On documenting conflict: In Syria, freelance journalist Andrea Glioti faced challenges covering the conflict, including interrogations and being smuggled across the border. On the other side of the world, photographer Louie Palu documents the Mexican drug war, noting that “I feel that organized crime groups pose a greater risk to each one of us on a daily basis than terrorists or the Taliban.”
BuzzFeed quotes a Syrian activist worried that “if we keep going down this line, I think this will be known in history as the Islamic revolution in Syria.” Though it is difficult to see how the increasing sectarianism of the drawn-out Syrian war could have been avoided, the activist regrets the influx of Islamist fighters into the opposition: “We were thinking, OK, the regime’s going to fall, and we can solve this later. We just need to get rid of Assad. This was a big mistake.”

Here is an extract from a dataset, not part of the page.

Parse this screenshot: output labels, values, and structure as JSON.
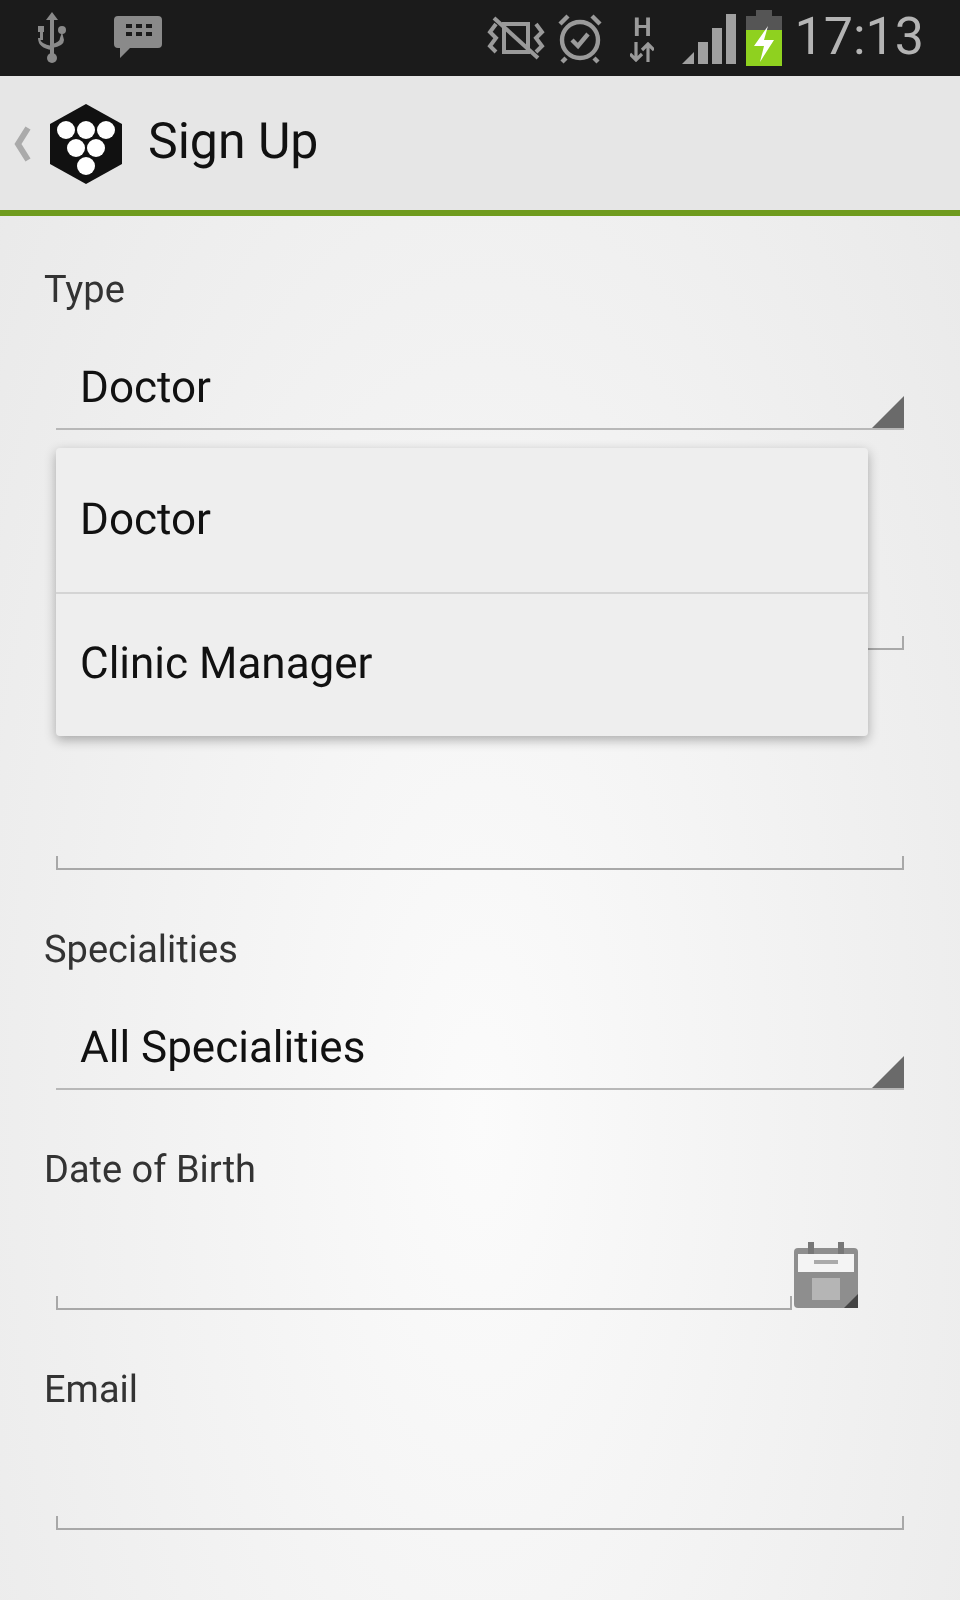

Private donors’ funds add wild card to war in Syria as social media-savvy fundraisers in Kuwait fund rebels who in turn thank donators with YouTube videos, including one showing what I believe to be two SA-7 anti-air missile tubes.
More on the rebel shadow state: Islamic militia expels criminals from Aleppo.
The UN special adviser on the prevention of genocide warns that “if we don’t act now and decisively I will not exclude the possibility of a genocide occurring in the Central African Republic.” Peter Dörrie has more.
Hitmen kill Haqqani network leading member Nasiruddin Haqqani in Pakistan (via Christoph).
The signing of a deal between the DR Congo government and defeated group M23 has been delayed; Jason Stearns has more on why a deal is important.
From Time, photos of the dismantling of the American presence in Afghanistan. This week President Obama reminded on Veterans Day that “the transition to Afghan-led security will be nearly complete” by this time next year.
After Westgate, assessing a terrorist group’s “strength,” “weakness,” and strategy (via Daniel Solomon). Kenyan officials have said that one Westgate Mall attacker once lived in a refugee camp in Kenya (via J. Dana Stuster).
A review of The Blood Telegram: Nixon, Kissinger, and a Forgotten Genocide by Gary J. Bass, which details the White House’s involvement in the 1971 war between Pakistan and what became Bangladesh.